### Dataset excerpts

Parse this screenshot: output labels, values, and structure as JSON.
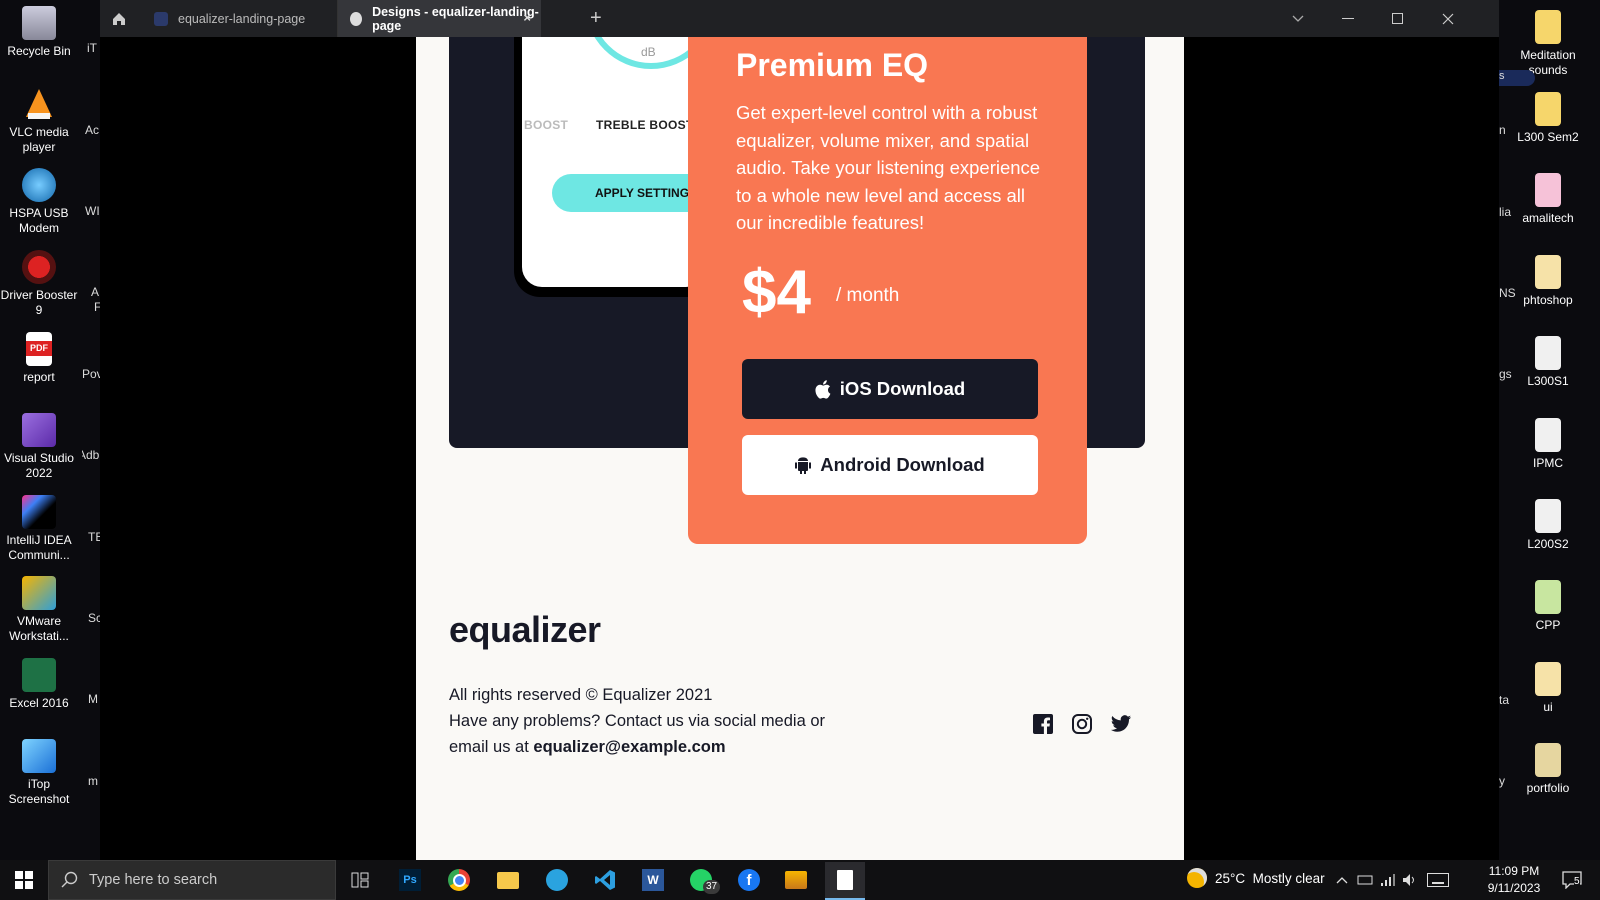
{
  "desktop": {
    "left_icons": [
      {
        "label": "Recycle Bin"
      },
      {
        "label": "VLC media player"
      },
      {
        "label": "HSPA USB Modem"
      },
      {
        "label": "Driver Booster 9"
      },
      {
        "label": "report"
      },
      {
        "label": "Visual Studio 2022"
      },
      {
        "label": "IntelliJ IDEA Communi..."
      },
      {
        "label": "VMware Workstati..."
      },
      {
        "label": "Excel 2016"
      },
      {
        "label": "iTop Screenshot"
      }
    ],
    "left_partial": [
      "iT",
      "Ac",
      "WI",
      "A",
      "F",
      "Pov",
      "Adb",
      "TE",
      "Sc",
      "M",
      "m"
    ],
    "right_icons": [
      {
        "label": "Meditation sounds"
      },
      {
        "label": "L300 Sem2"
      },
      {
        "label": "amalitech"
      },
      {
        "label": "phtoshop"
      },
      {
        "label": "L300S1"
      },
      {
        "label": "IPMC"
      },
      {
        "label": "L200S2"
      },
      {
        "label": "CPP"
      },
      {
        "label": "ui"
      },
      {
        "label": "portfolio"
      }
    ],
    "right_partial": [
      "s",
      "n",
      "lia",
      "NS",
      "gs",
      "ta",
      "y"
    ]
  },
  "browser": {
    "tabs": [
      {
        "label": "equalizer-landing-page",
        "active": false
      },
      {
        "label": "Designs - equalizer-landing-page",
        "active": true
      }
    ],
    "new_tab": "+",
    "close_tab": "×"
  },
  "page": {
    "phone": {
      "unit": "dB",
      "boost_left": "BOOST",
      "boost_right": "TREBLE BOOST",
      "apply": "APPLY SETTINGS"
    },
    "card": {
      "title": "Premium EQ",
      "description": "Get expert-level control with a robust equalizer, volume mixer, and spatial audio. Take your listening experience to a whole new level and access all our incredible features!",
      "price": "$4",
      "period": "/ month",
      "ios_button": "iOS Download",
      "android_button": "Android Download"
    },
    "footer": {
      "logo": "equalizer",
      "line1": "All rights reserved © Equalizer 2021",
      "line2": "Have any problems? Contact us via social media or email us at",
      "email": "equalizer@example.com",
      "social": [
        "facebook-icon",
        "instagram-icon",
        "twitter-icon"
      ]
    }
  },
  "taskbar": {
    "search_placeholder": "Type here to search",
    "whatsapp_badge": "37",
    "weather": "25°C  Mostly clear",
    "time": "11:09 PM",
    "date": "9/11/2023",
    "notifications": "5"
  },
  "colors": {
    "accent": "#f97752",
    "dark": "#171926",
    "cyan": "#6ee7e3"
  }
}
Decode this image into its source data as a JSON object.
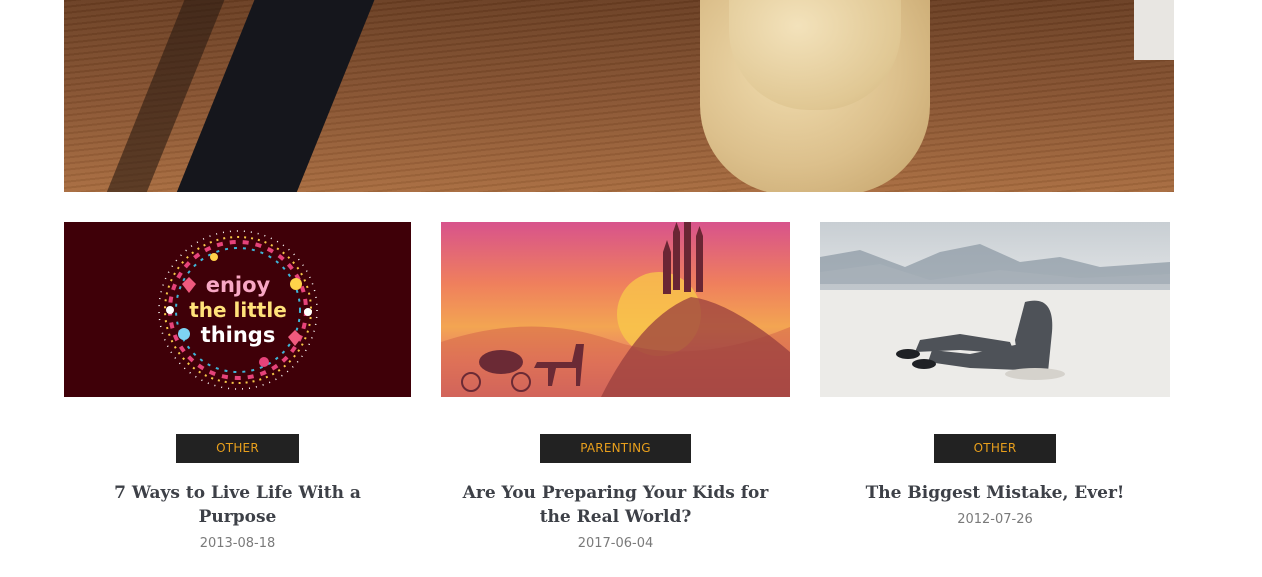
{
  "posts": [
    {
      "category": "OTHER",
      "title": "7 Ways to Live Life With a Purpose",
      "date": "2013-08-18",
      "thumb_text": [
        "enjoy",
        "the little",
        "things"
      ]
    },
    {
      "category": "PARENTING",
      "title": "Are You Preparing Your Kids for the Real World?",
      "date": "2017-06-04"
    },
    {
      "category": "OTHER",
      "title": "The Biggest Mistake, Ever!",
      "date": "2012-07-26"
    }
  ],
  "colors": {
    "badge_bg": "#222222",
    "badge_text": "#e89f1c",
    "title_text": "#3d4047",
    "date_text": "#7a7a7a"
  }
}
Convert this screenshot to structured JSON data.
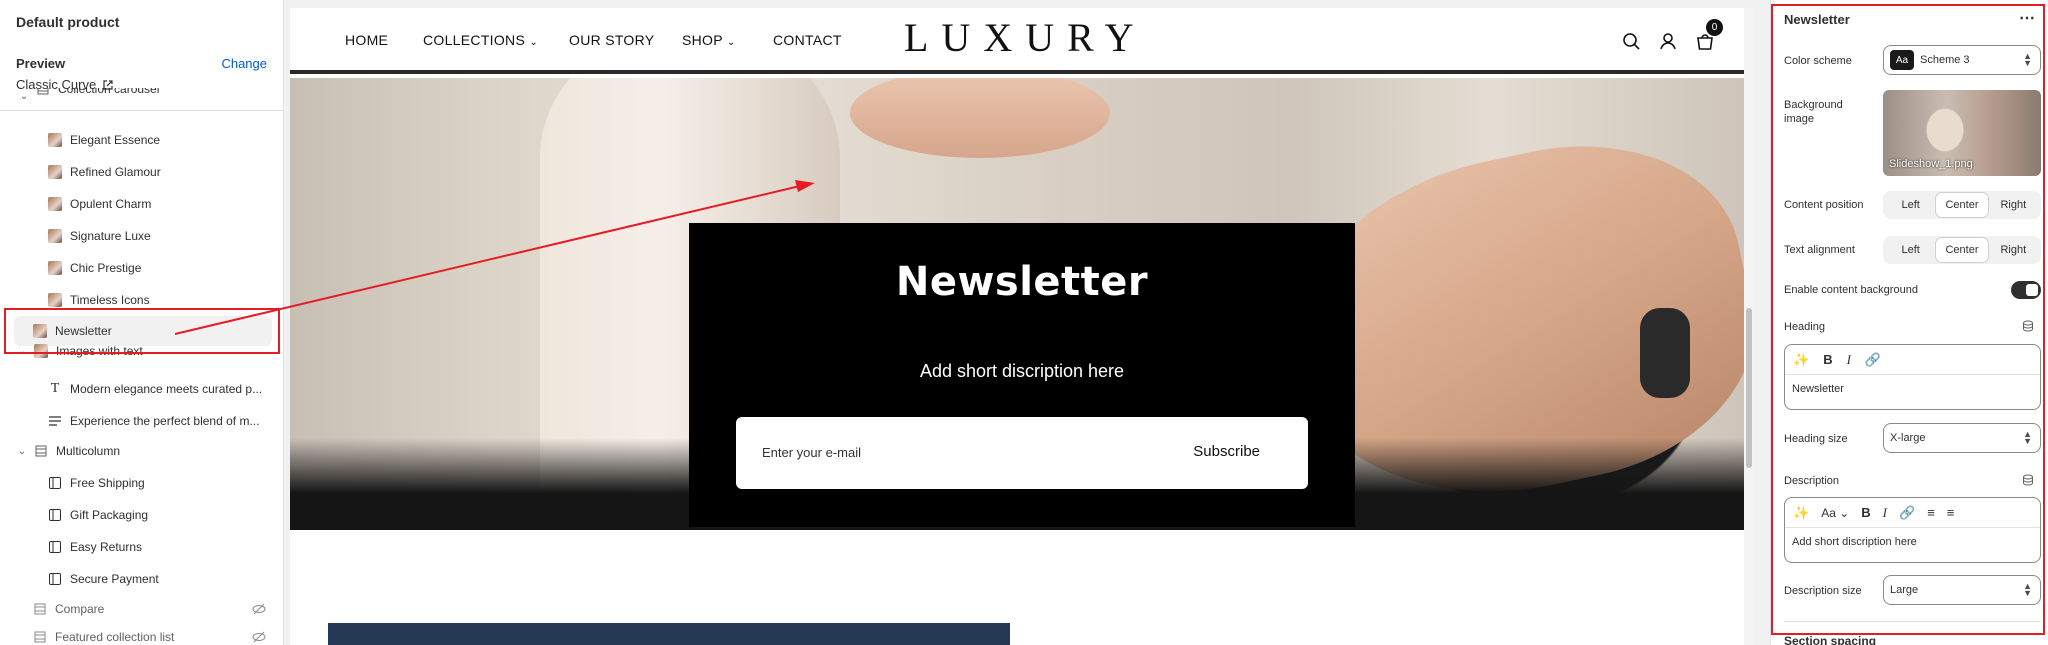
{
  "sidebar": {
    "title": "Default product",
    "preview_label": "Preview",
    "change_label": "Change",
    "theme_name": "Classic Curve",
    "items": [
      {
        "label": "Collection carousel",
        "type": "section"
      },
      {
        "label": "Elegant Essence",
        "type": "block"
      },
      {
        "label": "Refined Glamour",
        "type": "block"
      },
      {
        "label": "Opulent Charm",
        "type": "block"
      },
      {
        "label": "Signature Luxe",
        "type": "block"
      },
      {
        "label": "Chic Prestige",
        "type": "block"
      },
      {
        "label": "Timeless Icons",
        "type": "block"
      },
      {
        "label": "Newsletter",
        "type": "section",
        "selected": true
      },
      {
        "label": "Images with text",
        "type": "section"
      },
      {
        "label": "Modern elegance meets curated p...",
        "type": "text-block"
      },
      {
        "label": "Experience the perfect blend of m...",
        "type": "text-block"
      },
      {
        "label": "Multicolumn",
        "type": "section"
      },
      {
        "label": "Free Shipping",
        "type": "column"
      },
      {
        "label": "Gift Packaging",
        "type": "column"
      },
      {
        "label": "Easy Returns",
        "type": "column"
      },
      {
        "label": "Secure Payment",
        "type": "column"
      },
      {
        "label": "Compare",
        "type": "hidden-section"
      },
      {
        "label": "Featured collection list",
        "type": "hidden-section"
      }
    ]
  },
  "store": {
    "nav": [
      "HOME",
      "COLLECTIONS",
      "OUR STORY",
      "SHOP",
      "CONTACT"
    ],
    "logo": "LUXURY",
    "cart_count": "0",
    "newsletter": {
      "heading": "Newsletter",
      "description": "Add short discription here",
      "input_placeholder": "Enter your e-mail",
      "button": "Subscribe"
    }
  },
  "panel": {
    "title": "Newsletter",
    "more": "⋯",
    "color_scheme_label": "Color scheme",
    "color_scheme_value": "Scheme 3",
    "color_scheme_swatch": "Aa",
    "bg_image_label": "Background image",
    "bg_image_file": "Slideshow_1.png",
    "content_position_label": "Content position",
    "text_alignment_label": "Text alignment",
    "position_options": [
      "Left",
      "Center",
      "Right"
    ],
    "selected_position": "Center",
    "selected_alignment": "Center",
    "enable_bg_label": "Enable content background",
    "enable_bg_value": true,
    "heading_label": "Heading",
    "heading_value": "Newsletter",
    "heading_size_label": "Heading size",
    "heading_size_value": "X-large",
    "description_label": "Description",
    "description_value": "Add short discription here",
    "description_size_label": "Description size",
    "description_size_value": "Large",
    "next_section": "Section spacing"
  },
  "colors": {
    "accent_link": "#005bd3",
    "annotation_red": "#e51c23",
    "newsletter_bg": "#000000"
  }
}
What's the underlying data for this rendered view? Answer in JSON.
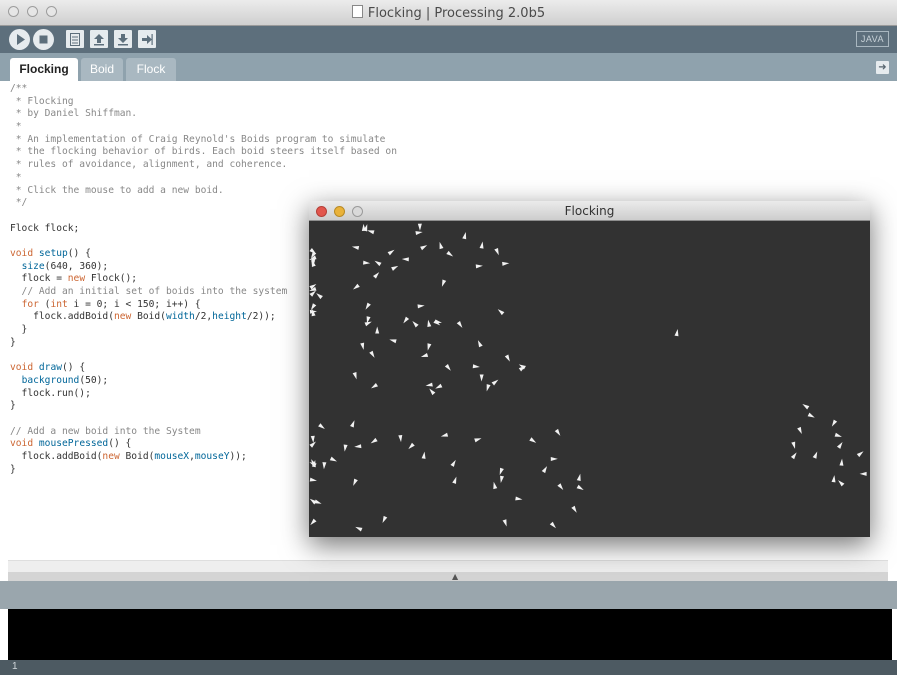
{
  "window": {
    "title": "Flocking | Processing 2.0b5"
  },
  "toolbar": {
    "buttons": [
      "run-icon",
      "stop-icon",
      "new-icon",
      "open-icon",
      "save-icon",
      "export-icon"
    ],
    "mode": "JAVA"
  },
  "tabs": [
    {
      "label": "Flocking",
      "active": true
    },
    {
      "label": "Boid",
      "active": false
    },
    {
      "label": "Flock",
      "active": false
    }
  ],
  "code": [
    "/**",
    " * Flocking",
    " * by Daniel Shiffman.",
    " *",
    " * An implementation of Craig Reynold's Boids program to simulate",
    " * the flocking behavior of birds. Each boid steers itself based on",
    " * rules of avoidance, alignment, and coherence.",
    " *",
    " * Click the mouse to add a new boid.",
    " */",
    "",
    "Flock flock;",
    "",
    "void setup() {",
    "  size(640, 360);",
    "  flock = new Flock();",
    "  // Add an initial set of boids into the system",
    "  for (int i = 0; i < 150; i++) {",
    "    flock.addBoid(new Boid(width/2,height/2));",
    "  }",
    "}",
    "",
    "void draw() {",
    "  background(50);",
    "  flock.run();",
    "}",
    "",
    "// Add a new boid into the System",
    "void mousePressed() {",
    "  flock.addBoid(new Boid(mouseX,mouseY));",
    "}"
  ],
  "console": {
    "line_number": "1"
  },
  "sketch": {
    "title": "Flocking",
    "background": "#323232"
  },
  "colors": {
    "toolbar": "#5d6f7c",
    "tabbar": "#8fa2ad",
    "comment": "#888888",
    "keyword": "#cc6633",
    "function": "#006699"
  }
}
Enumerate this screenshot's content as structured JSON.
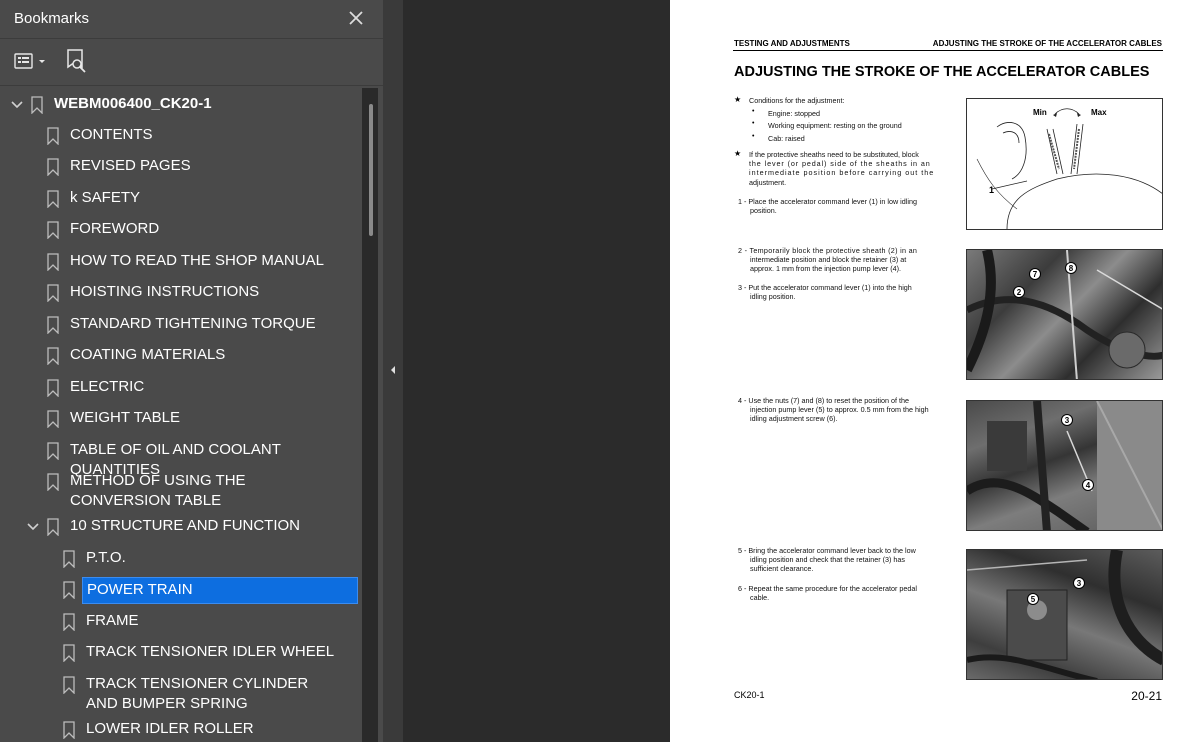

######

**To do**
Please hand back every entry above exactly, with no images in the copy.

**Answer space**
Parse this screenshot: output labels, values, and structure as JSON.
{
  "desktop": {
    "left_icons": [
      {
        "label": "Recycle Bin"
      },
      {
        "label": "VLC media player"
      },
      {
        "label": "HSPA USB Modem"
      },
      {
        "label": "Driver Booster 9"
      },
      {
        "label": "report"
      },
      {
        "label": "Visual Studio 2022"
      },
      {
        "label": "IntelliJ IDEA Communi..."
      },
      {
        "label": "VMware Workstati..."
      },
      {
        "label": "Excel 2016"
      },
      {
        "label": "iTop Screenshot"
      }
    ],
    "left_partial": [
      "iT",
      "Ac",
      "WI",
      "A",
      "F",
      "Pov",
      "Adb",
      "TE",
      "Sc",
      "M",
      "m"
    ],
    "right_icons": [
      {
        "label": "Meditation sounds"
      },
      {
        "label": "L300 Sem2"
      },
      {
        "label": "amalitech"
      },
      {
        "label": "phtoshop"
      },
      {
        "label": "L300S1"
      },
      {
        "label": "IPMC"
      },
      {
        "label": "L200S2"
      },
      {
        "label": "CPP"
      },
      {
        "label": "ui"
      },
      {
        "label": "portfolio"
      }
    ],
    "right_partial": [
      "s",
      "n",
      "lia",
      "NS",
      "gs",
      "ta",
      "y"
    ]
  },
  "browser": {
    "tabs": [
      {
        "label": "equalizer-landing-page",
        "active": false
      },
      {
        "label": "Designs - equalizer-landing-page",
        "active": true
      }
    ],
    "new_tab": "+",
    "close_tab": "×"
  },
  "page": {
    "phone": {
      "unit": "dB",
      "boost_left": "BOOST",
      "boost_right": "TREBLE BOOST",
      "apply": "APPLY SETTINGS"
    },
    "card": {
      "title": "Premium EQ",
      "description": "Get expert-level control with a robust equalizer, volume mixer, and spatial audio. Take your listening experience to a whole new level and access all our incredible features!",
      "price": "$4",
      "period": "/ month",
      "ios_button": "iOS Download",
      "android_button": "Android Download"
    },
    "footer": {
      "logo": "equalizer",
      "line1": "All rights reserved © Equalizer 2021",
      "line2": "Have any problems? Contact us via social media or email us at",
      "email": "equalizer@example.com",
      "social": [
        "facebook-icon",
        "instagram-icon",
        "twitter-icon"
      ]
    }
  },
  "taskbar": {
    "search_placeholder": "Type here to search",
    "whatsapp_badge": "37",
    "weather": "25°C  Mostly clear",
    "time": "11:09 PM",
    "date": "9/11/2023",
    "notifications": "5"
  },
  "colors": {
    "accent": "#f97752",
    "dark": "#171926",
    "cyan": "#6ee7e3"
  }
}
Decode this image into its source data as a JSON object.
{
  "posts": [
    {
      "category": "OTHER",
      "title": "7 Ways to Live Life With a Purpose",
      "date": "2013-08-18",
      "thumb_text": [
        "enjoy",
        "the little",
        "things"
      ]
    },
    {
      "category": "PARENTING",
      "title": "Are You Preparing Your Kids for the Real World?",
      "date": "2017-06-04"
    },
    {
      "category": "OTHER",
      "title": "The Biggest Mistake, Ever!",
      "date": "2012-07-26"
    }
  ],
  "colors": {
    "badge_bg": "#222222",
    "badge_text": "#e89f1c",
    "title_text": "#3d4047",
    "date_text": "#7a7a7a"
  }
}
Convert this screenshot to structured JSON data.
{
  "sidebar": {
    "title": "Default product",
    "preview_label": "Preview",
    "change_label": "Change",
    "theme_name": "Classic Curve",
    "items": [
      {
        "label": "Collection carousel",
        "type": "section"
      },
      {
        "label": "Elegant Essence",
        "type": "block"
      },
      {
        "label": "Refined Glamour",
        "type": "block"
      },
      {
        "label": "Opulent Charm",
        "type": "block"
      },
      {
        "label": "Signature Luxe",
        "type": "block"
      },
      {
        "label": "Chic Prestige",
        "type": "block"
      },
      {
        "label": "Timeless Icons",
        "type": "block"
      },
      {
        "label": "Newsletter",
        "type": "section",
        "selected": true
      },
      {
        "label": "Images with text",
        "type": "section"
      },
      {
        "label": "Modern elegance meets curated p...",
        "type": "text-block"
      },
      {
        "label": "Experience the perfect blend of m...",
        "type": "text-block"
      },
      {
        "label": "Multicolumn",
        "type": "section"
      },
      {
        "label": "Free Shipping",
        "type": "column"
      },
      {
        "label": "Gift Packaging",
        "type": "column"
      },
      {
        "label": "Easy Returns",
        "type": "column"
      },
      {
        "label": "Secure Payment",
        "type": "column"
      },
      {
        "label": "Compare",
        "type": "hidden-section"
      },
      {
        "label": "Featured collection list",
        "type": "hidden-section"
      }
    ]
  },
  "store": {
    "nav": [
      "HOME",
      "COLLECTIONS",
      "OUR STORY",
      "SHOP",
      "CONTACT"
    ],
    "logo": "LUXURY",
    "cart_count": "0",
    "newsletter": {
      "heading": "Newsletter",
      "description": "Add short discription here",
      "input_placeholder": "Enter your e-mail",
      "button": "Subscribe"
    }
  },
  "panel": {
    "title": "Newsletter",
    "more": "⋯",
    "color_scheme_label": "Color scheme",
    "color_scheme_value": "Scheme 3",
    "color_scheme_swatch": "Aa",
    "bg_image_label": "Background image",
    "bg_image_file": "Slideshow_1.png",
    "content_position_label": "Content position",
    "text_alignment_label": "Text alignment",
    "position_options": [
      "Left",
      "Center",
      "Right"
    ],
    "selected_position": "Center",
    "selected_alignment": "Center",
    "enable_bg_label": "Enable content background",
    "enable_bg_value": true,
    "heading_label": "Heading",
    "heading_value": "Newsletter",
    "heading_size_label": "Heading size",
    "heading_size_value": "X-large",
    "description_label": "Description",
    "description_value": "Add short discription here",
    "description_size_label": "Description size",
    "description_size_value": "Large",
    "next_section": "Section spacing"
  },
  "colors": {
    "accent_link": "#005bd3",
    "annotation_red": "#e51c23",
    "newsletter_bg": "#000000"
  }
}
What's the underlying data for this rendered view? Answer in JSON.
{
  "window": {
    "title": "Flocking | Processing 2.0b5"
  },
  "toolbar": {
    "buttons": [
      "run-icon",
      "stop-icon",
      "new-icon",
      "open-icon",
      "save-icon",
      "export-icon"
    ],
    "mode": "JAVA"
  },
  "tabs": [
    {
      "label": "Flocking",
      "active": true
    },
    {
      "label": "Boid",
      "active": false
    },
    {
      "label": "Flock",
      "active": false
    }
  ],
  "code": [
    "/**",
    " * Flocking",
    " * by Daniel Shiffman.",
    " *",
    " * An implementation of Craig Reynold's Boids program to simulate",
    " * the flocking behavior of birds. Each boid steers itself based on",
    " * rules of avoidance, alignment, and coherence.",
    " *",
    " * Click the mouse to add a new boid.",
    " */",
    "",
    "Flock flock;",
    "",
    "void setup() {",
    "  size(640, 360);",
    "  flock = new Flock();",
    "  // Add an initial set of boids into the system",
    "  for (int i = 0; i < 150; i++) {",
    "    flock.addBoid(new Boid(width/2,height/2));",
    "  }",
    "}",
    "",
    "void draw() {",
    "  background(50);",
    "  flock.run();",
    "}",
    "",
    "// Add a new boid into the System",
    "void mousePressed() {",
    "  flock.addBoid(new Boid(mouseX,mouseY));",
    "}"
  ],
  "console": {
    "line_number": "1"
  },
  "sketch": {
    "title": "Flocking",
    "background": "#323232"
  },
  "colors": {
    "toolbar": "#5d6f7c",
    "tabbar": "#8fa2ad",
    "comment": "#888888",
    "keyword": "#cc6633",
    "function": "#006699"
  }
}
Enumerate this screenshot's content as structured JSON.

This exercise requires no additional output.